  • Case Study- Ford • Ford was manufacturing in Japan and USA simultaneously. • Soon the customers wanted cars made in Japan and it could even wait despite USA made cars were available. • Ford studied the parts and could find that – All USA made parts were within the tolerance limit but Japanese made parts were more or less identical. • Suppose a part has to be 1 foot long with plus/minus 1/8 “ as tolerance japanese parts were within 1/16 “ tolerance.
  • Japan and Quality • Role of E. Edwards Deming- statistical quality control methods • Culture -A strong organizational culture is characterized by “intense emotional attachment and the internalization of „clearly enunciated company values‟ that often replace formal structures”- kunda gideon • work environment-Life time Employment , unionism, seniority wages

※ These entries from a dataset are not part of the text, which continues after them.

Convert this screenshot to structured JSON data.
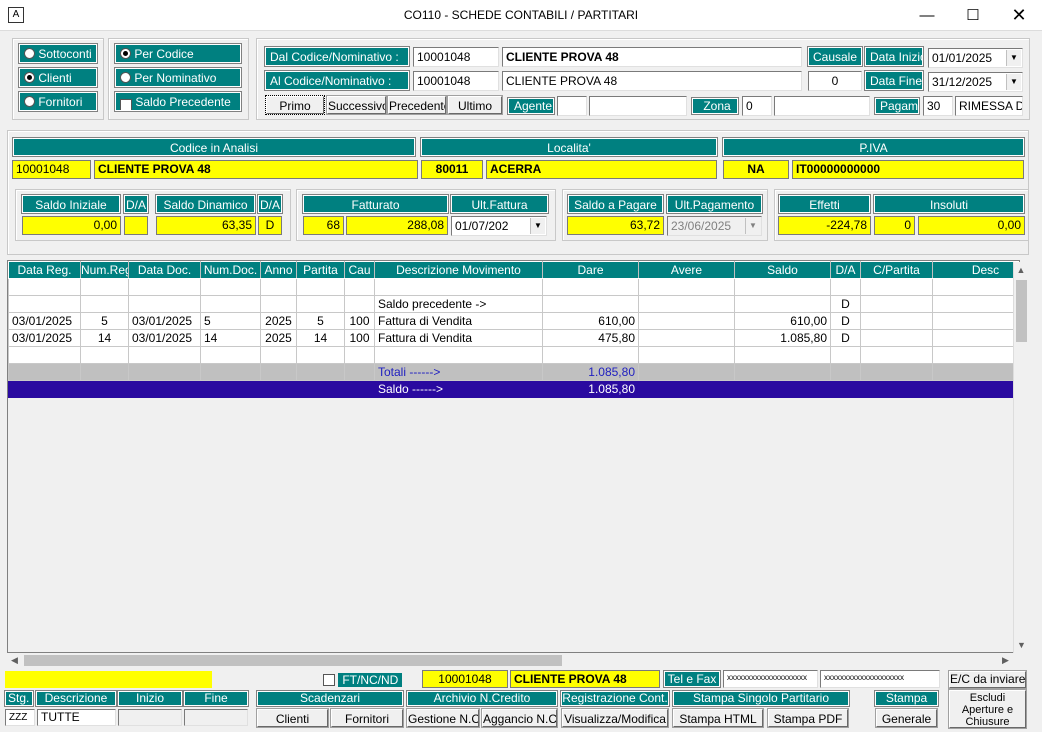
{
  "window": {
    "title": "CO110 - SCHEDE CONTABILI / PARTITARI",
    "icon": "A"
  },
  "mode": {
    "options": [
      "Sottoconti",
      "Clienti",
      "Fornitori"
    ],
    "selected": "Clienti"
  },
  "order": {
    "per_codice": "Per Codice",
    "per_nominativo": "Per Nominativo",
    "saldo_precedente": "Saldo Precedente"
  },
  "filters": {
    "dal_label": "Dal Codice/Nominativo :",
    "dal_code": "10001048",
    "dal_name": "CLIENTE PROVA 48",
    "al_label": "Al Codice/Nominativo :",
    "al_code": "10001048",
    "al_name": "CLIENTE PROVA 48",
    "causale_label": "Causale",
    "causale_value": "0",
    "data_inizio_label": "Data Inizio :",
    "data_inizio": "01/01/2025",
    "data_fine_label": "Data Fine :",
    "data_fine": "31/12/2025",
    "agente_label": "Agente",
    "zona_label": "Zona",
    "zona_value": "0",
    "pagam_label": "Pagam.",
    "pagam_code": "30",
    "pagam_desc": "RIMESSA DIR"
  },
  "nav": {
    "primo": "Primo",
    "successivo": "Successivo",
    "precedente": "Precedente",
    "ultimo": "Ultimo"
  },
  "analysis": {
    "codice_label": "Codice in Analisi",
    "localita_label": "Localita'",
    "piva_label": "P.IVA",
    "codice": "10001048",
    "nome": "CLIENTE PROVA 48",
    "cap": "80011",
    "citta": "ACERRA",
    "prov": "NA",
    "piva": "IT00000000000"
  },
  "summary": {
    "saldo_iniziale_label": "Saldo Iniziale",
    "da1_label": "D/A",
    "saldo_iniziale": "0,00",
    "da1": "",
    "saldo_dinamico_label": "Saldo Dinamico",
    "da2_label": "D/A",
    "saldo_dinamico": "63,35",
    "da2": "D",
    "fatturato_label": "Fatturato",
    "fatturato_n": "68",
    "fatturato": "288,08",
    "ult_fattura_label": "Ult.Fattura",
    "ult_fattura": "01/07/202",
    "saldo_pagare_label": "Saldo a Pagare",
    "saldo_pagare": "63,72",
    "ult_pagamento_label": "Ult.Pagamento",
    "ult_pagamento": "23/06/2025",
    "effetti_label": "Effetti",
    "effetti": "-224,78",
    "insoluti_label": "Insoluti",
    "insoluti_n": "0",
    "insoluti": "0,00"
  },
  "table": {
    "columns": [
      "Data Reg.",
      "Num.Reg",
      "Data Doc.",
      "Num.Doc.",
      "Anno",
      "Partita",
      "Cau",
      "Descrizione Movimento",
      "Dare",
      "Avere",
      "Saldo",
      "D/A",
      "C/Partita",
      "Desc"
    ],
    "rows": [
      [
        "",
        "",
        "",
        "",
        "",
        "",
        "",
        "",
        "",
        "",
        "",
        "",
        "",
        ""
      ],
      [
        "",
        "",
        "",
        "",
        "",
        "",
        "",
        "Saldo precedente ->",
        "",
        "",
        "",
        "D",
        "",
        ""
      ],
      [
        "03/01/2025",
        "5",
        "03/01/2025",
        "5",
        "2025",
        "5",
        "100",
        "Fattura di Vendita",
        "610,00",
        "",
        "610,00",
        "D",
        "",
        ""
      ],
      [
        "03/01/2025",
        "14",
        "03/01/2025",
        "14",
        "2025",
        "14",
        "100",
        "Fattura di Vendita",
        "475,80",
        "",
        "1.085,80",
        "D",
        "",
        ""
      ],
      [
        "",
        "",
        "",
        "",
        "",
        "",
        "",
        "",
        "",
        "",
        "",
        "",
        "",
        ""
      ]
    ],
    "totali_label": "Totali ------>",
    "totali_dare": "1.085,80",
    "saldo_label": "Saldo  ------>",
    "saldo_value": "1.085,80"
  },
  "footer": {
    "ft_label": "FT/NC/ND",
    "codice": "10001048",
    "nome": "CLIENTE PROVA 48",
    "telfax_label": "Tel e Fax",
    "tel": "xxxxxxxxxxxxxxxxxxxx",
    "fax": "xxxxxxxxxxxxxxxxxxxx",
    "ec_label": "E/C da inviare",
    "stg_label": "Stg.",
    "descr_label": "Descrizione",
    "inizio_label": "Inizio",
    "fine_label": "Fine",
    "stg_value": "ZZZ",
    "descr_value": "TUTTE",
    "scadenzari_label": "Scadenzari",
    "clienti_btn": "Clienti",
    "fornitori_btn": "Fornitori",
    "archivio_label": "Archivio N.Credito",
    "gestione_btn": "Gestione N.C.",
    "aggancio_btn": "Aggancio N.C.",
    "registrazione_label": "Registrazione Cont.",
    "visualizza_btn": "Visualizza/Modifica",
    "stampa_singolo_label": "Stampa Singolo Partitario",
    "html_btn": "Stampa HTML",
    "pdf_btn": "Stampa PDF",
    "stampa_label": "Stampa",
    "generale_btn": "Generale",
    "escludi_btn": "Escludi Aperture e Chiusure"
  }
}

  • Role of Edwards Deming • Deming is the final, and arguably most important, variable in the equation that led to Japan‟s economic revolution after the Second World War. • As Deming himself said, “Quick returns, whether by acquisition, or by divestiture, or by paper profits or by creative accounting, are self-defeating” (Deming 1985). When Japan adopted Deming‟s techniques, Japanese firms were not thinking about profit margins or stock prices. For them, it was about the success of Japanese industry, and the future of Japan as a nation.
  • Worker Involvement • Total quality management, quality control circles, quality control groups, etc. all accomplish the same goal by making the workers invested both physically and mentally in the manufacturing process. • Incentives are given to workers to provide suggestions as to how manufacturing can be made more efficient • There is an intense degree of cooperation between workers, and even departments, within a firm
  • References • Discovery channel documentary– making of katana swords. • National geographic documentary – The making of the perfect sword • http://en.wikipedia.org/wiki/W._Edwards_Deming • Research Paper by Andrew Mandel http://bir.brandeis.edu/bitstream/handle/10192/92/Mandel %20Thesis%202012.pdf?sequence=3